More and more, I’m hearing about how great Tim Duncan is, and how great he has been over the course of his sixteen year career in the NBA.

In a video aired on ESPN, analyst Bill Simmons claims that Duncan is the best player of his generation—better than “Kobe Bryant, [Kevin] Garnett, Shaq—greater than anyone,” Simmons says.

Stop it.

Duncan is arguably the greatest power forward of all time and is, without a shadow of a doubt, a first-ballot Hall of Famer. Sure, he probably was better than Garnett and won more than Shaquille O'Neal, so I’m going to leave those two alone. But Bryant’s legacy I will touch on because, to be frank, it's greatness is far superior to Duncan’s.

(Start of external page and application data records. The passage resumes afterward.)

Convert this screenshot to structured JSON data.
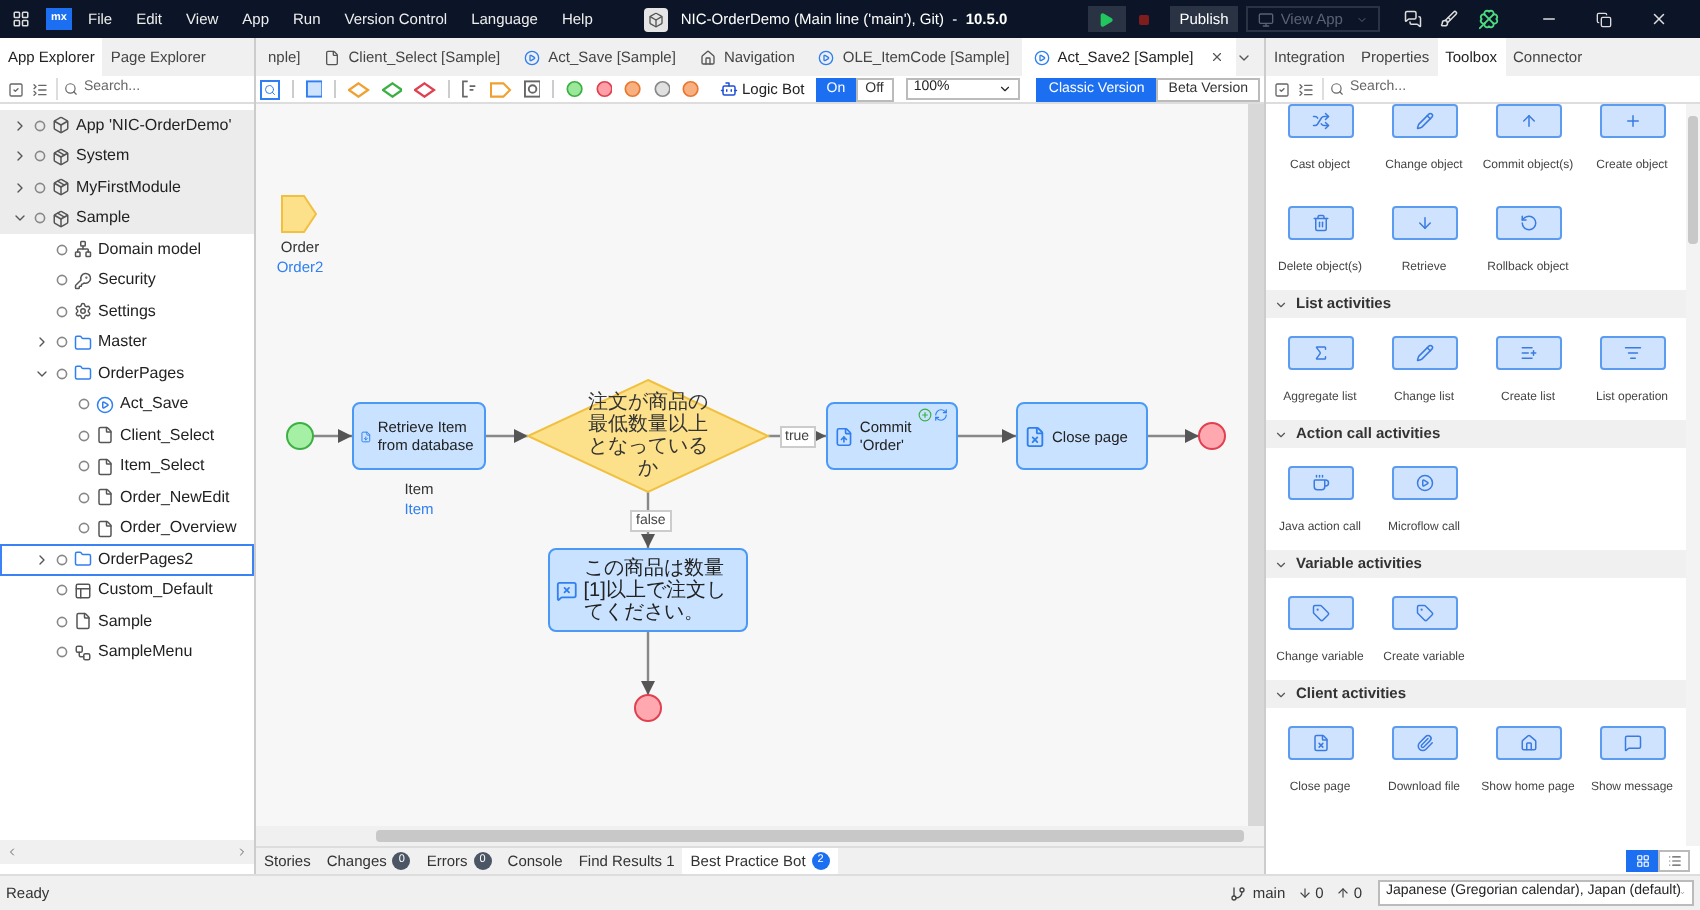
{
  "title_bar": {
    "logo": "mx",
    "menu": [
      "File",
      "Edit",
      "View",
      "App",
      "Run",
      "Version Control",
      "Language",
      "Help"
    ],
    "title": "NIC-OrderDemo (Main line ('main'), Git)  -  **10.5.0**",
    "publish": "Publish",
    "view_app": "View App"
  },
  "left_panel": {
    "tabs": [
      {
        "label": "App Explorer",
        "selected": true
      },
      {
        "label": "Page Explorer",
        "selected": false
      }
    ],
    "search": {
      "placeholder": "Search..."
    },
    "tree": [
      {
        "label": "App 'NIC-OrderDemo'",
        "kind": "app",
        "expanded": false,
        "selected": false
      },
      {
        "label": "System",
        "kind": "module",
        "expanded": false,
        "selected": false
      },
      {
        "label": "MyFirstModule",
        "kind": "module",
        "expanded": false,
        "selected": false
      },
      {
        "label": "Sample",
        "kind": "module",
        "expanded": true,
        "selected": false,
        "children": [
          {
            "label": "Domain model",
            "kind": "domain",
            "selected": false
          },
          {
            "label": "Security",
            "kind": "security",
            "selected": false
          },
          {
            "label": "Settings",
            "kind": "settings",
            "selected": false
          },
          {
            "label": "Master",
            "kind": "folder",
            "expanded": false,
            "selected": false
          },
          {
            "label": "OrderPages",
            "kind": "folder",
            "expanded": true,
            "selected": false,
            "children": [
              {
                "label": "Act_Save",
                "kind": "microflow",
                "selected": false
              },
              {
                "label": "Client_Select",
                "kind": "page",
                "selected": false
              },
              {
                "label": "Item_Select",
                "kind": "page",
                "selected": false
              },
              {
                "label": "Order_NewEdit",
                "kind": "page",
                "selected": false
              },
              {
                "label": "Order_Overview",
                "kind": "page",
                "selected": false
              }
            ]
          },
          {
            "label": "OrderPages2",
            "kind": "folder",
            "expanded": false,
            "selected": true
          },
          {
            "label": "Custom_Default",
            "kind": "layout",
            "selected": false
          },
          {
            "label": "Sample",
            "kind": "page",
            "selected": false
          },
          {
            "label": "SampleMenu",
            "kind": "menu",
            "selected": false
          }
        ]
      }
    ]
  },
  "editor": {
    "tabs": [
      {
        "label": "nple]",
        "kind": "cut",
        "selected": false
      },
      {
        "label": "Client_Select [Sample]",
        "kind": "page",
        "selected": false
      },
      {
        "label": "Act_Save [Sample]",
        "kind": "microflow",
        "selected": false
      },
      {
        "label": "Navigation",
        "kind": "navigation",
        "selected": false
      },
      {
        "label": "OLE_ItemCode [Sample]",
        "kind": "microflow",
        "selected": false
      },
      {
        "label": "Act_Save2 [Sample]",
        "kind": "microflow",
        "selected": true
      }
    ],
    "toolbar": {
      "logic_bot": "Logic Bot",
      "toggle": [
        {
          "label": "On",
          "selected": true
        },
        {
          "label": "Off",
          "selected": false
        }
      ],
      "zoom": "100%",
      "versions": [
        {
          "label": "Classic Version",
          "selected": true
        },
        {
          "label": "Beta Version",
          "selected": false
        }
      ]
    },
    "canvas": {
      "parameter": {
        "name": "Order",
        "type": "Order2"
      },
      "nodes": [
        {
          "kind": "start"
        },
        {
          "kind": "retrieve",
          "text": "Retrieve Item from database",
          "output": {
            "name": "Item",
            "type": "Item"
          }
        },
        {
          "kind": "decision",
          "text": "注文が商品の最低数量以上となっているか",
          "branches": [
            "true",
            "false"
          ]
        },
        {
          "kind": "commit",
          "text": "Commit 'Order'"
        },
        {
          "kind": "close",
          "text": "Close page"
        },
        {
          "kind": "end"
        },
        {
          "kind": "message",
          "text": "この商品は数量[1]以上で注文してください。"
        },
        {
          "kind": "end"
        }
      ]
    },
    "bottom_tabs": [
      {
        "label": "Stories",
        "selected": false
      },
      {
        "label": "Changes",
        "badge": "0",
        "color": "#4b5563",
        "selected": false
      },
      {
        "label": "Errors",
        "badge": "0",
        "color": "#4b5563",
        "selected": false
      },
      {
        "label": "Console",
        "selected": false
      },
      {
        "label": "Find Results 1",
        "selected": false
      },
      {
        "label": "Best Practice Bot",
        "badge": "2",
        "color": "#1d6ff2",
        "selected": true
      }
    ]
  },
  "right_panel": {
    "tabs": [
      {
        "label": "Integration",
        "selected": false
      },
      {
        "label": "Properties",
        "selected": false
      },
      {
        "label": "Toolbox",
        "selected": true
      },
      {
        "label": "Connector",
        "selected": false
      }
    ],
    "search": {
      "placeholder": "Search..."
    },
    "sections": [
      {
        "items": [
          {
            "label": "Cast object",
            "kind": "cast"
          },
          {
            "label": "Change object",
            "kind": "change"
          },
          {
            "label": "Commit object(s)",
            "kind": "commit"
          },
          {
            "label": "Create object",
            "kind": "create"
          },
          {
            "label": "Delete object(s)",
            "kind": "delete"
          },
          {
            "label": "Retrieve",
            "kind": "retrieve"
          },
          {
            "label": "Rollback object",
            "kind": "rollback"
          }
        ]
      },
      {
        "title": "List activities",
        "expanded": true,
        "items": [
          {
            "label": "Aggregate list",
            "kind": "aggregate"
          },
          {
            "label": "Change list",
            "kind": "change"
          },
          {
            "label": "Create list",
            "kind": "list_create"
          },
          {
            "label": "List operation",
            "kind": "list_op"
          }
        ]
      },
      {
        "title": "Action call activities",
        "expanded": true,
        "items": [
          {
            "label": "Java action call",
            "kind": "java"
          },
          {
            "label": "Microflow call",
            "kind": "microflow"
          }
        ]
      },
      {
        "title": "Variable activities",
        "expanded": true,
        "items": [
          {
            "label": "Change variable",
            "kind": "var_change"
          },
          {
            "label": "Create variable",
            "kind": "var_create"
          }
        ]
      },
      {
        "title": "Client activities",
        "expanded": true,
        "items": [
          {
            "label": "Close page",
            "kind": "close"
          },
          {
            "label": "Download file",
            "kind": "download"
          },
          {
            "label": "Show home page",
            "kind": "home"
          },
          {
            "label": "Show message",
            "kind": "message"
          }
        ]
      }
    ],
    "views": [
      {
        "kind": "grid",
        "selected": true
      },
      {
        "kind": "list",
        "selected": false
      }
    ]
  },
  "status_bar": {
    "text": "Ready",
    "branch": "main",
    "incoming": "0",
    "outgoing": "0",
    "language": "Japanese (Gregorian calendar), Japan (default)"
  }
}
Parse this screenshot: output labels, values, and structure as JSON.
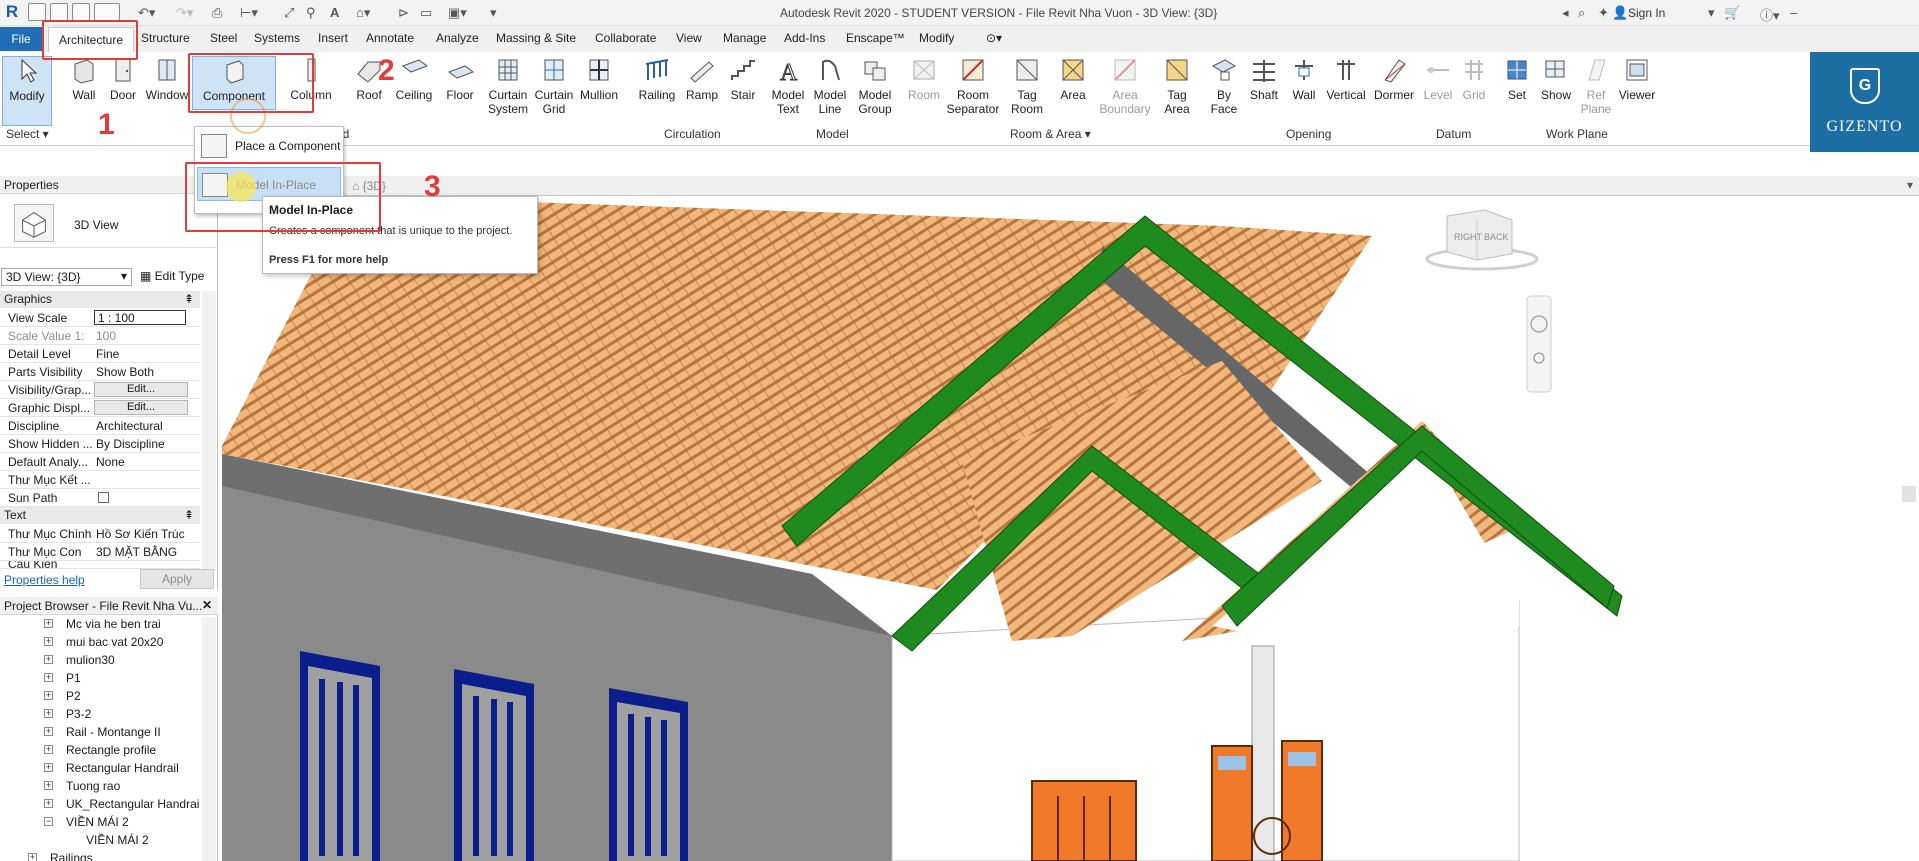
{
  "titlebar": {
    "title": "Autodesk Revit 2020 - STUDENT VERSION - File Revit Nha Vuon - 3D View: {3D}",
    "sign_in": "Sign In"
  },
  "tabs": [
    "File",
    "Architecture",
    "Structure",
    "Steel",
    "Systems",
    "Insert",
    "Annotate",
    "Analyze",
    "Massing & Site",
    "Collaborate",
    "View",
    "Manage",
    "Add-Ins",
    "Enscape™",
    "Modify"
  ],
  "ribbon": {
    "select": {
      "modify": "Modify",
      "panel": "Select ▾"
    },
    "build": {
      "wall": "Wall",
      "door": "Door",
      "window": "Window",
      "component": "Component",
      "column": "Column",
      "roof": "Roof",
      "ceiling": "Ceiling",
      "floor": "Floor",
      "curtain_system_1": "Curtain",
      "curtain_system_2": "System",
      "curtain_grid_1": "Curtain",
      "curtain_grid_2": "Grid",
      "mullion": "Mullion",
      "panel_tail": "ld"
    },
    "circulation": {
      "railing": "Railing",
      "ramp": "Ramp",
      "stair": "Stair",
      "panel": "Circulation"
    },
    "model": {
      "text_1": "Model",
      "text_2": "Text",
      "line_1": "Model",
      "line_2": "Line",
      "group_1": "Model",
      "group_2": "Group",
      "panel": "Model"
    },
    "room": {
      "room": "Room",
      "sep_1": "Room",
      "sep_2": "Separator",
      "tag_1": "Tag",
      "tag_2": "Room",
      "area": "Area",
      "ab_1": "Area",
      "ab_2": "Boundary",
      "ta_1": "Tag",
      "ta_2": "Area",
      "panel": "Room & Area ▾"
    },
    "opening": {
      "byface_1": "By",
      "byface_2": "Face",
      "shaft": "Shaft",
      "wall": "Wall",
      "vertical": "Vertical",
      "dormer": "Dormer",
      "panel": "Opening"
    },
    "datum": {
      "level": "Level",
      "grid": "Grid",
      "panel": "Datum"
    },
    "workplane": {
      "set": "Set",
      "show": "Show",
      "ref_1": "Ref",
      "ref_2": "Plane",
      "viewer": "Viewer",
      "panel": "Work Plane"
    }
  },
  "brand": {
    "name": "GIZENTO",
    "letter": "G"
  },
  "steps": [
    "1",
    "2",
    "3"
  ],
  "dropdown": {
    "place_component": "Place a Component",
    "model_in_place": "Model In-Place"
  },
  "tooltip": {
    "title": "Model In-Place",
    "description": "Creates a component that is unique to the project.",
    "help": "Press F1 for more help"
  },
  "properties": {
    "header": "Properties",
    "type_name": "3D View",
    "view_selector": "3D View: {3D}",
    "edit_type": "Edit Type",
    "groups": {
      "graphics": "Graphics",
      "text": "Text"
    },
    "rows": [
      {
        "k": "View Scale",
        "v": "1 : 100"
      },
      {
        "k": "Scale Value    1:",
        "v": "100"
      },
      {
        "k": "Detail Level",
        "v": "Fine"
      },
      {
        "k": "Parts Visibility",
        "v": "Show Both"
      },
      {
        "k": "Visibility/Grap...",
        "v": "Edit..."
      },
      {
        "k": "Graphic Displ...",
        "v": "Edit..."
      },
      {
        "k": "Discipline",
        "v": "Architectural"
      },
      {
        "k": "Show Hidden ...",
        "v": "By Discipline"
      },
      {
        "k": "Default Analy...",
        "v": "None"
      },
      {
        "k": "Thư Mục Kết ...",
        "v": ""
      },
      {
        "k": "Sun Path",
        "v": ""
      }
    ],
    "text_rows": [
      {
        "k": "Thư Mục Chính",
        "v": "Hồ Sơ Kiến Trúc"
      },
      {
        "k": "Thư Mục Con",
        "v": "3D MẶT BẰNG"
      },
      {
        "k": "Cấu Kiện",
        "v": ""
      }
    ],
    "help_link": "Properties help",
    "apply": "Apply"
  },
  "browser": {
    "header": "Project Browser - File Revit Nha Vu...",
    "items": [
      "Mc via he ben trai",
      "mui bac vat 20x20",
      "mulion30",
      "P1",
      "P2",
      "P3-2",
      "Rail - Montange II",
      "Rectangle profile",
      "Rectangular Handrail",
      "Tuong rao",
      "UK_Rectangular Handrai",
      "VIỀN MÁI 2",
      "VIỀN MÁI 2",
      "Railings"
    ]
  },
  "view": {
    "tab_label": "{3D}",
    "viewcube_right": "RIGHT",
    "viewcube_back": "BACK"
  },
  "colors": {
    "accent": "#1f6db5",
    "highlight": "#e23b3b",
    "roof_tile": "#e8a866",
    "ridge": "#1e8a1e",
    "window_frame": "#0b1e8c",
    "door": "#f07a2a"
  }
}
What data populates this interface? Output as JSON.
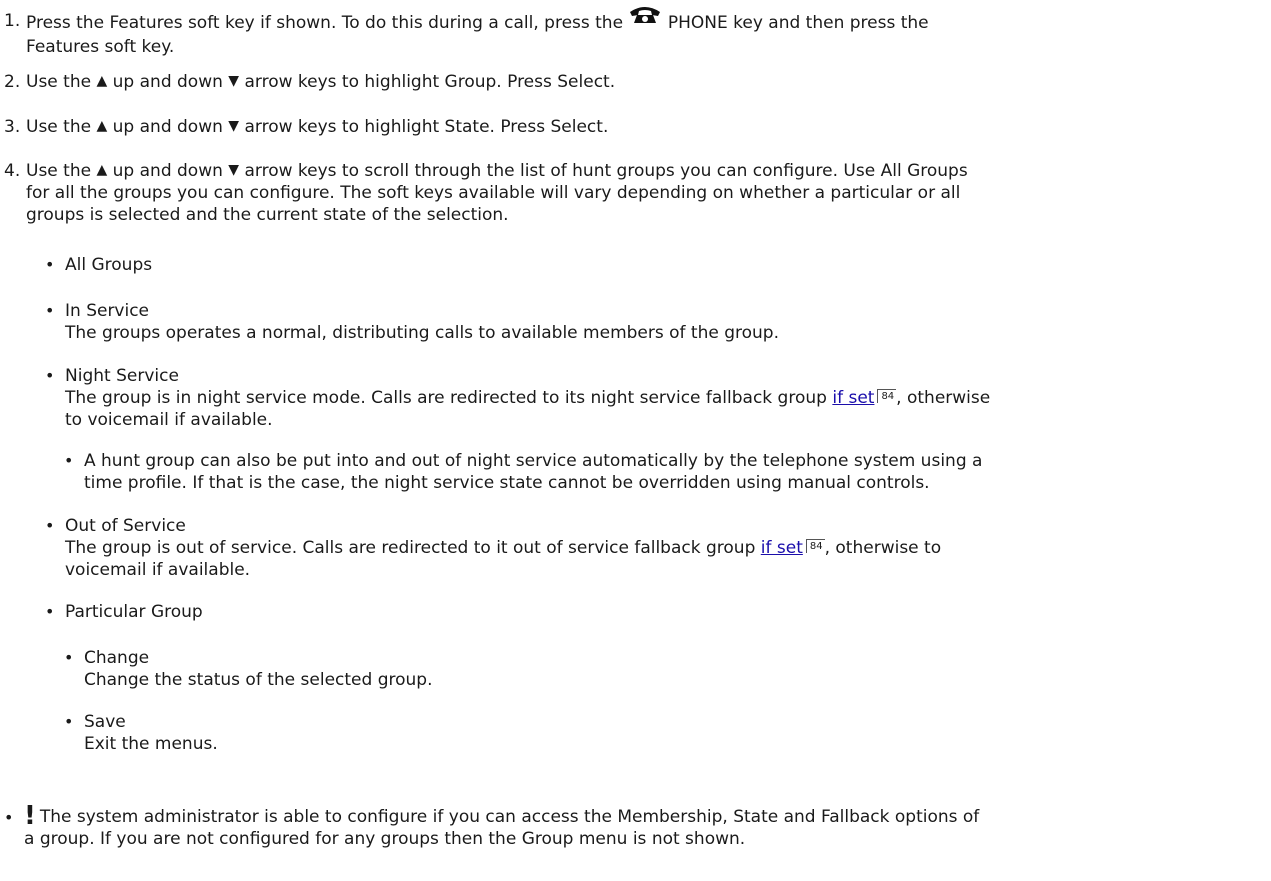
{
  "steps": [
    {
      "num": "1.",
      "text_a": "Press the Features soft key if shown. To do this during a call, press the ",
      "text_b": " PHONE key and then press the",
      "text_c": "Features soft key."
    },
    {
      "num": "2.",
      "text_a": "Use the ",
      "text_b": " up and down ",
      "text_c": " arrow keys to highlight Group. Press Select."
    },
    {
      "num": "3.",
      "text_a": "Use the ",
      "text_b": " up and down ",
      "text_c": " arrow keys to highlight State. Press Select."
    },
    {
      "num": "4.",
      "text_a": "Use the ",
      "text_b": " up and down ",
      "text_c": " arrow keys to scroll through the list of hunt groups you can configure. Use All Groups",
      "line2": "for all the groups you can configure. The soft keys available will vary depending on whether a particular or all",
      "line3": "groups is selected and the current state of the selection."
    }
  ],
  "glyphs": {
    "up_arrow": "▲",
    "down_arrow": "▼",
    "bullet": "•",
    "warning": "!"
  },
  "states": {
    "all_groups": {
      "title": "All Groups"
    },
    "in_service": {
      "title": "In Service",
      "desc": "The groups operates a normal, distributing calls to available members of the group."
    },
    "night_service": {
      "title": "Night Service",
      "desc_a": "The group is in night service mode. Calls are redirected to its night service fallback group ",
      "link": "if set",
      "page_ref": "84",
      "desc_b": ", otherwise",
      "desc_line2": "to voicemail if available.",
      "note_line1": "A hunt group can also be put into and out of night service automatically by the telephone system using a",
      "note_line2": "time profile. If that is the case, the night service state cannot be overridden using manual controls."
    },
    "out_of_service": {
      "title": "Out of Service",
      "desc_a": "The group is out of service. Calls are redirected to it out of service fallback group ",
      "link": "if set",
      "page_ref": "84",
      "desc_b": ", otherwise to",
      "desc_line2": "voicemail if available."
    },
    "particular_group": {
      "title": "Particular Group"
    },
    "change": {
      "title": "Change",
      "desc": "Change the status of the selected group."
    },
    "save": {
      "title": "Save",
      "desc": "Exit the menus."
    }
  },
  "warning": {
    "line1": "The system administrator is able to configure if you can access the Membership, State and Fallback options of",
    "line2": "a group. If you are not configured for any groups then the Group menu is not shown."
  },
  "icons": {
    "phone": "phone-icon",
    "up": "up-arrow-icon",
    "down": "down-arrow-icon",
    "warning": "warning-icon"
  }
}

Statistically, Bryant has been better—there is no getting around that. He's averaged 25.5 points per game over the course of his 17-year career while appearing in the Finals seven times. He's been on 12 NBA All-Defensive teams and has twice won the scoring title. Probably the most impressive thing about Bryant's career is that he is the fourth-leading scorer in the history of the NBA (via Basketball Reference).

The argument most people make for Duncan is that he has accumulated more accolades than the Black Mamba, but even that isn’t entirely true.

The Big Fundamental has won two MVPs, four rings and three Finals MVP awards in comparison to Bryant’s one MVP, five rings and two Finals MVPs.

Again, I’m not taking anything away from Duncan—Bryant has better career averages in points per game, but Duncan has him beat in shooting percentage. While Bryant is superior in assists (barely), Duncan bests him in rebounding. They play different positions, so stats like assists and rebounds can’t be given too much emphasis.

Duncan is a great player—but to say that he is better than Bryant is outrageous.
Article Source: Bleacher Report - Los Angeles Lakers